▶ **Exercise details**
The response must consist of the complete listing below, reproduced without alteration.

▶ **Exercise data**
+ + +

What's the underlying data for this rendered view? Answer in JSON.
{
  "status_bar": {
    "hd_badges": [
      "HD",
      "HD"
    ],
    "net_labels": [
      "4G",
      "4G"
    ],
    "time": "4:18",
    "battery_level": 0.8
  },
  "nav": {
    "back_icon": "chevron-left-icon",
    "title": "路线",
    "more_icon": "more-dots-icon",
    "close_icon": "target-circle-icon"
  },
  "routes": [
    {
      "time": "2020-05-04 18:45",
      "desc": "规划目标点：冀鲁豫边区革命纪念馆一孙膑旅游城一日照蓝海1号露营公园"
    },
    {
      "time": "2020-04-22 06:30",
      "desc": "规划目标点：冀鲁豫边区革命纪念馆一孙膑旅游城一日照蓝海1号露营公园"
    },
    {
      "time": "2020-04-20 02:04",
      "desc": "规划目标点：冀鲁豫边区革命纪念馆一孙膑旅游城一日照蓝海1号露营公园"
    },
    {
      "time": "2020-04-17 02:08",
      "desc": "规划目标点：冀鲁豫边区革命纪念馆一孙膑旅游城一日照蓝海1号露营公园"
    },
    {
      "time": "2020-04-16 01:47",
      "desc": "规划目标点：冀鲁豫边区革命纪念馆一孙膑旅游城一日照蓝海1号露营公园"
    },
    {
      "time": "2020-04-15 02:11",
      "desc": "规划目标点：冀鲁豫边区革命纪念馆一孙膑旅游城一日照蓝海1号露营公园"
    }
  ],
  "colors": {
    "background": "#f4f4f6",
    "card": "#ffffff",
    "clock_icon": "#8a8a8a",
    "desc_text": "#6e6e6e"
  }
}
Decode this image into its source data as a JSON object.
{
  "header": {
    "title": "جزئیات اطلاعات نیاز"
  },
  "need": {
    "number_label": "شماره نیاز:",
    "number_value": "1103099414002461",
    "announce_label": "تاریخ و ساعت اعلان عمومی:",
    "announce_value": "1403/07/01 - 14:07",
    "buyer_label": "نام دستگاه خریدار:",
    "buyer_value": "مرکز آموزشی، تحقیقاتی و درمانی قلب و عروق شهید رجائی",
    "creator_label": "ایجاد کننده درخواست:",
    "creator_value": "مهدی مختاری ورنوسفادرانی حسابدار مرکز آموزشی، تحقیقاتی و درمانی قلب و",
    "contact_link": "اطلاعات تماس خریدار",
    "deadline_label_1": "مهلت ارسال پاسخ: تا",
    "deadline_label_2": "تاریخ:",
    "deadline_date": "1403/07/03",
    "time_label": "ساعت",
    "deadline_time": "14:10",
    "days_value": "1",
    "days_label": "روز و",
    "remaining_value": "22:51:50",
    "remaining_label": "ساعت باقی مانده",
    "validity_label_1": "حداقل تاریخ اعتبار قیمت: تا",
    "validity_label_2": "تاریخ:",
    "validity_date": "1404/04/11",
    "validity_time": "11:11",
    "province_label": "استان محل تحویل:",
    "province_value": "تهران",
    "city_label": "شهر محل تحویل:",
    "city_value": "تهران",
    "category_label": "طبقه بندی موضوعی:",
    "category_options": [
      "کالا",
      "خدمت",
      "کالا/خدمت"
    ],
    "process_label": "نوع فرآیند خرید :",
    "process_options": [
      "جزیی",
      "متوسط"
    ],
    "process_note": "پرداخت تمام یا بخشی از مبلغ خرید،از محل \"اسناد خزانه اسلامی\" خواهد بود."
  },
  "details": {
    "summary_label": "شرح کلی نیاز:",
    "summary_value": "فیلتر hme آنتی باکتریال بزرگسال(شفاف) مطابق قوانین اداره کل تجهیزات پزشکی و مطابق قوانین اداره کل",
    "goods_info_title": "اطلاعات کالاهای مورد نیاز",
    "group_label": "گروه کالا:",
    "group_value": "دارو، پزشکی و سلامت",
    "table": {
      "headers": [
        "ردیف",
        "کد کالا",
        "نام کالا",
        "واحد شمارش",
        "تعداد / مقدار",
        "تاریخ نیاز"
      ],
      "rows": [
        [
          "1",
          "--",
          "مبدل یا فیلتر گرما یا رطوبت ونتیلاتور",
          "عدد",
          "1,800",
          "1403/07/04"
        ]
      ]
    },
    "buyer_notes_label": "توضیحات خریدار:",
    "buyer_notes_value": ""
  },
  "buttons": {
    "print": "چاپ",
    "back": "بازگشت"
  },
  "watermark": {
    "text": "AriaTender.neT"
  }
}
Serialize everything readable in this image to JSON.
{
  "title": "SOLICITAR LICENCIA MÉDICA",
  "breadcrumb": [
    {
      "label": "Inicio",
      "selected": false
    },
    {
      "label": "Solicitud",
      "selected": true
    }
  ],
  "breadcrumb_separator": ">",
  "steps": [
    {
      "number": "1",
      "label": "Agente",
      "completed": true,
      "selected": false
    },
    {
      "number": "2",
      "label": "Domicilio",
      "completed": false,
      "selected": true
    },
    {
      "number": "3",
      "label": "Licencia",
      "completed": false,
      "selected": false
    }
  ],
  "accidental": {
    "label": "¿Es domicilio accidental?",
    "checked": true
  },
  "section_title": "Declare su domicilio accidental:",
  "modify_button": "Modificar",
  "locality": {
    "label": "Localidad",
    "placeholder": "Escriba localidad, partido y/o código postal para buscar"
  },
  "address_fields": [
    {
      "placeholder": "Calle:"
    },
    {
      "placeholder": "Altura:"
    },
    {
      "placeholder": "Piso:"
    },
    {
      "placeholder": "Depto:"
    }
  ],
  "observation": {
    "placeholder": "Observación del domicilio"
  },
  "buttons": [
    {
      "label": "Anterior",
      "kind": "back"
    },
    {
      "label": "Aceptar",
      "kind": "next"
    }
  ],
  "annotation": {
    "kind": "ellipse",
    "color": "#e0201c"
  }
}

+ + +

▶ **Exercise response**
What's the underlying data for this rendered view? Answer in JSON.
{
  "status_bar": {
    "hd_badges": [
      "HD",
      "HD"
    ],
    "net_labels": [
      "4G",
      "4G"
    ],
    "time": "4:18",
    "battery_level": 0.8
  },
  "nav": {
    "back_icon": "chevron-left-icon",
    "title": "路线",
    "more_icon": "more-dots-icon",
    "close_icon": "target-circle-icon"
  },
  "routes": [
    {
      "time": "2020-05-04 18:45",
      "desc": "规划目标点：冀鲁豫边区革命纪念馆一孙膑旅游城一日照蓝海1号露营公园"
    },
    {
      "time": "2020-04-22 06:30",
      "desc": "规划目标点：冀鲁豫边区革命纪念馆一孙膑旅游城一日照蓝海1号露营公园"
    },
    {
      "time": "2020-04-20 02:04",
      "desc": "规划目标点：冀鲁豫边区革命纪念馆一孙膑旅游城一日照蓝海1号露营公园"
    },
    {
      "time": "2020-04-17 02:08",
      "desc": "规划目标点：冀鲁豫边区革命纪念馆一孙膑旅游城一日照蓝海1号露营公园"
    },
    {
      "time": "2020-04-16 01:47",
      "desc": "规划目标点：冀鲁豫边区革命纪念馆一孙膑旅游城一日照蓝海1号露营公园"
    },
    {
      "time": "2020-04-15 02:11",
      "desc": "规划目标点：冀鲁豫边区革命纪念馆一孙膑旅游城一日照蓝海1号露营公园"
    }
  ],
  "colors": {
    "background": "#f4f4f6",
    "card": "#ffffff",
    "clock_icon": "#8a8a8a",
    "desc_text": "#6e6e6e"
  }
}
Decode this image into its source data as a JSON object.
{
  "header": {
    "title": "جزئیات اطلاعات نیاز"
  },
  "need": {
    "number_label": "شماره نیاز:",
    "number_value": "1103099414002461",
    "announce_label": "تاریخ و ساعت اعلان عمومی:",
    "announce_value": "1403/07/01 - 14:07",
    "buyer_label": "نام دستگاه خریدار:",
    "buyer_value": "مرکز آموزشی، تحقیقاتی و درمانی قلب و عروق شهید رجائی",
    "creator_label": "ایجاد کننده درخواست:",
    "creator_value": "مهدی مختاری ورنوسفادرانی حسابدار مرکز آموزشی، تحقیقاتی و درمانی قلب و",
    "contact_link": "اطلاعات تماس خریدار",
    "deadline_label_1": "مهلت ارسال پاسخ: تا",
    "deadline_label_2": "تاریخ:",
    "deadline_date": "1403/07/03",
    "time_label": "ساعت",
    "deadline_time": "14:10",
    "days_value": "1",
    "days_label": "روز و",
    "remaining_value": "22:51:50",
    "remaining_label": "ساعت باقی مانده",
    "validity_label_1": "حداقل تاریخ اعتبار قیمت: تا",
    "validity_label_2": "تاریخ:",
    "validity_date": "1404/04/11",
    "validity_time": "11:11",
    "province_label": "استان محل تحویل:",
    "province_value": "تهران",
    "city_label": "شهر محل تحویل:",
    "city_value": "تهران",
    "category_label": "طبقه بندی موضوعی:",
    "category_options": [
      "کالا",
      "خدمت",
      "کالا/خدمت"
    ],
    "process_label": "نوع فرآیند خرید :",
    "process_options": [
      "جزیی",
      "متوسط"
    ],
    "process_note": "پرداخت تمام یا بخشی از مبلغ خرید،از محل \"اسناد خزانه اسلامی\" خواهد بود."
  },
  "details": {
    "summary_label": "شرح کلی نیاز:",
    "summary_value": "فیلتر hme آنتی باکتریال بزرگسال(شفاف) مطابق قوانین اداره کل تجهیزات پزشکی و مطابق قوانین اداره کل",
    "goods_info_title": "اطلاعات کالاهای مورد نیاز",
    "group_label": "گروه کالا:",
    "group_value": "دارو، پزشکی و سلامت",
    "table": {
      "headers": [
        "ردیف",
        "کد کالا",
        "نام کالا",
        "واحد شمارش",
        "تعداد / مقدار",
        "تاریخ نیاز"
      ],
      "rows": [
        [
          "1",
          "--",
          "مبدل یا فیلتر گرما یا رطوبت ونتیلاتور",
          "عدد",
          "1,800",
          "1403/07/04"
        ]
      ]
    },
    "buyer_notes_label": "توضیحات خریدار:",
    "buyer_notes_value": ""
  },
  "buttons": {
    "print": "چاپ",
    "back": "بازگشت"
  },
  "watermark": {
    "text": "AriaTender.neT"
  }
}
Serialize everything readable in this image to JSON.
{
  "title": "SOLICITAR LICENCIA MÉDICA",
  "breadcrumb": [
    {
      "label": "Inicio",
      "selected": false
    },
    {
      "label": "Solicitud",
      "selected": true
    }
  ],
  "breadcrumb_separator": ">",
  "steps": [
    {
      "number": "1",
      "label": "Agente",
      "completed": true,
      "selected": false
    },
    {
      "number": "2",
      "label": "Domicilio",
      "completed": false,
      "selected": true
    },
    {
      "number": "3",
      "label": "Licencia",
      "completed": false,
      "selected": false
    }
  ],
  "accidental": {
    "label": "¿Es domicilio accidental?",
    "checked": true
  },
  "section_title": "Declare su domicilio accidental:",
  "modify_button": "Modificar",
  "locality": {
    "label": "Localidad",
    "placeholder": "Escriba localidad, partido y/o código postal para buscar"
  },
  "address_fields": [
    {
      "placeholder": "Calle:"
    },
    {
      "placeholder": "Altura:"
    },
    {
      "placeholder": "Piso:"
    },
    {
      "placeholder": "Depto:"
    }
  ],
  "observation": {
    "placeholder": "Observación del domicilio"
  },
  "buttons": [
    {
      "label": "Anterior",
      "kind": "back"
    },
    {
      "label": "Aceptar",
      "kind": "next"
    }
  ],
  "annotation": {
    "kind": "ellipse",
    "color": "#e0201c"
  }
}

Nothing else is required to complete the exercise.